The first person to receive the key to New York City (Viscount Cornbury in 1702) has gone down in the history books as being a corrupt degenerate who took bribes and misappropriated government funds. Yankees Roger Clemens and Alex Rodriguez got keys to New York (in 2003 and 2007, respectively). Clemens is still under investigation for using performance-enhancing drugs, and A-Rod has admitted to using them in the past. Saddam Hussein was given the key to Detroit in 1980. All told, a spotty history.
Although it might not bode so well for recipients, last Thursday Mayor Bloomberg unveiled the latest Key to the City initiative at Times Square. Customarily symbolic, mixed media artist Paul Ramirez Jonas' project with Creative Time, The Key to the City, replaces an ornamental key with a real one—or, rather, 25,000 of them. The keys open the locks to sites across the five boroughs, including a secret door on the fifth floor of The Brooklyn Museum, the switch for a lamp post light in Bryant Park, and a private room in a Jackson Heights' restaurant. Anyone can acquire them from kiosks located in each borough (Manhattan's is located at Times Square). A brief bestowal ceremony takes place, whereby participants sign a large ledger-in keeping with the original ritual—and every key is accompanied with an explanatory booklet.
Often addressing strategies of exploration in his work, Paul Ramirez Jonas' first project involving keys began in 2005 when examining the definition of locked or unlocked space. Jonas approached a variety of individuals to reveal the doors behind certain keys on their keychain. Those willing then had the option to exchange them with one of Jonas' keys (after duplicating them), all of which Jonas documented in photographs. One participant, Oscar, held an unassuming-looking key that opened the locks of various gates throughout California's state parks, gates that essentially belonged to the public.
That public access to locked spaces might be activated is crucial in this latest project. Jonas explains that his initial process was to "create a list of all the types of spaces that make a city a public city, such as a church, a court house, police station or a hospital. I then tried to cover every area of the map with these different spaces." However, when considering the polis, it is not just the physical locations in the city-scape but also the organization of people living side by side and Jonas pulls these elements together in his latest project by making it into a shared venture.
Although beneficiaries were originally given the keys to medieval walled cities, Jonas' Key to the City aspires to start breaking down those fortresses. At a point where few city-dwellers feel they have the full freedom of the urban landscape, and the use of surveillance aims to provide less threatening spaces, the contemporary city has evolved into a segregated fortress.
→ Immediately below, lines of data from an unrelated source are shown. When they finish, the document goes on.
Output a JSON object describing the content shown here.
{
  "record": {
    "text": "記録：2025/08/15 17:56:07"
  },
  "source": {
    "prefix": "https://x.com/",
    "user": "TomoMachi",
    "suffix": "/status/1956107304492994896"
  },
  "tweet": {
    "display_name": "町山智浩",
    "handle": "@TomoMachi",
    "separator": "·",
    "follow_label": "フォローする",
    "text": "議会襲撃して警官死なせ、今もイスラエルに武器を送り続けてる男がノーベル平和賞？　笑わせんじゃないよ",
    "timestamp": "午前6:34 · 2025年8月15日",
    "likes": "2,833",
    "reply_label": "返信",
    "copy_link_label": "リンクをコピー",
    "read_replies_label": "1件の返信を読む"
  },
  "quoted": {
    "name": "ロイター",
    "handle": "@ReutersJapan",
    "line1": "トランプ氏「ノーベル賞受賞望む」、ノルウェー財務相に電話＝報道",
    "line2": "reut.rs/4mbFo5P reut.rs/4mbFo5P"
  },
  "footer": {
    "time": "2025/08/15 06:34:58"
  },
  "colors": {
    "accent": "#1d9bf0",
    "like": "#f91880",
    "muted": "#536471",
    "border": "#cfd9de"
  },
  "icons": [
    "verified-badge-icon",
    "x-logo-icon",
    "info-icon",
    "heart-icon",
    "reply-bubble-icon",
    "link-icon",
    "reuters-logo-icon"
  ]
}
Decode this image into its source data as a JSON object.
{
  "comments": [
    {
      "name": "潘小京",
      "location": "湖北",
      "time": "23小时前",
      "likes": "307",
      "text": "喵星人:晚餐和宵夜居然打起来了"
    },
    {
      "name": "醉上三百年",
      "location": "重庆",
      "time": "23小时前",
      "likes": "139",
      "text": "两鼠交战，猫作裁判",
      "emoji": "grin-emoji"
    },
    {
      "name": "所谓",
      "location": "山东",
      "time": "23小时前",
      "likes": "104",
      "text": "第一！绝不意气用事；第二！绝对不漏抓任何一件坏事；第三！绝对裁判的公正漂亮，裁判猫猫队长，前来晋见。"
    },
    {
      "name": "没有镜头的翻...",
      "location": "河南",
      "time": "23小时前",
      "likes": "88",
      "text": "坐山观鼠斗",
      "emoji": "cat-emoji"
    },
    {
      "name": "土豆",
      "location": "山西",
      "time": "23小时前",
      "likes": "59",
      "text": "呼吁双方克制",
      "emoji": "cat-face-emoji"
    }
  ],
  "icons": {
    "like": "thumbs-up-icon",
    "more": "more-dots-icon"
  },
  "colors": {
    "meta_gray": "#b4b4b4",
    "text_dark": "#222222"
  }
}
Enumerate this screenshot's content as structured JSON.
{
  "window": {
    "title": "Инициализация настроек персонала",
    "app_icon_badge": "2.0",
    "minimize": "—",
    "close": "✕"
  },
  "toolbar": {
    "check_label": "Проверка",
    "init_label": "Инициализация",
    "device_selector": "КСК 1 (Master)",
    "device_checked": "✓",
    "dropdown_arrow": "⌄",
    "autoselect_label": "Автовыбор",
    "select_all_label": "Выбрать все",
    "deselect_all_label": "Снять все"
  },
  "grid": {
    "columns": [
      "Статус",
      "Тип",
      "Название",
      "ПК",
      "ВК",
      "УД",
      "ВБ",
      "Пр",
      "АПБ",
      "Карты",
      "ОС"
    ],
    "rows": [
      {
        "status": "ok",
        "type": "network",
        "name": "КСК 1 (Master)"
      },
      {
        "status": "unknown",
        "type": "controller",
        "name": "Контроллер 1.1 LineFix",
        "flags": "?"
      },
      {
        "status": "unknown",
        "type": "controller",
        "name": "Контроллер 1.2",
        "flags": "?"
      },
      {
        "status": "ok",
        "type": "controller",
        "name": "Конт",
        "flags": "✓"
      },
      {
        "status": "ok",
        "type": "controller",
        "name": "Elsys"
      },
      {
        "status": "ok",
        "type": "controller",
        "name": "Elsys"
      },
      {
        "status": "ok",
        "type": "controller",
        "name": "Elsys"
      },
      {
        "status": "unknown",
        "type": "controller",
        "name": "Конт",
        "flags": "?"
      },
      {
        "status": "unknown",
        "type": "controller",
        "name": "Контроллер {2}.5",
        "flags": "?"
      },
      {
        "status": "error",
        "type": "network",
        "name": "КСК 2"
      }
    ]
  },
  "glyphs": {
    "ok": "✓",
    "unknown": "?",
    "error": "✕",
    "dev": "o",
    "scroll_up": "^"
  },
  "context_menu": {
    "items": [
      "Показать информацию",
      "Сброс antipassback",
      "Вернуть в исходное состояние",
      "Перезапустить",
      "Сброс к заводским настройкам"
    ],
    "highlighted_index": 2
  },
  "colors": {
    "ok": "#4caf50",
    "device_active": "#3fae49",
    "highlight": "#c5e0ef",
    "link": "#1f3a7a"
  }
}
Jonas' civic honoring retains archetypal formalities but also goes beyond that by offering the opportunity to physically open up and explore different areas of New York to any member of the public. Addressing the nature of citizenship and public interactions, Jonas attempts to reconfigure the relationsip between the self and the city through urban action. As with any public art piece the question remains whether people are intrigued enough to explore outside of their comfort zones. However, if nothing else, the project unveils the unfulfilled potential of the original ritual.
Currently on view in the group show "Redux" at New York's Cristin Tierney Gallery (through Feb. 4) are two works by Joe Fig, both related to his 200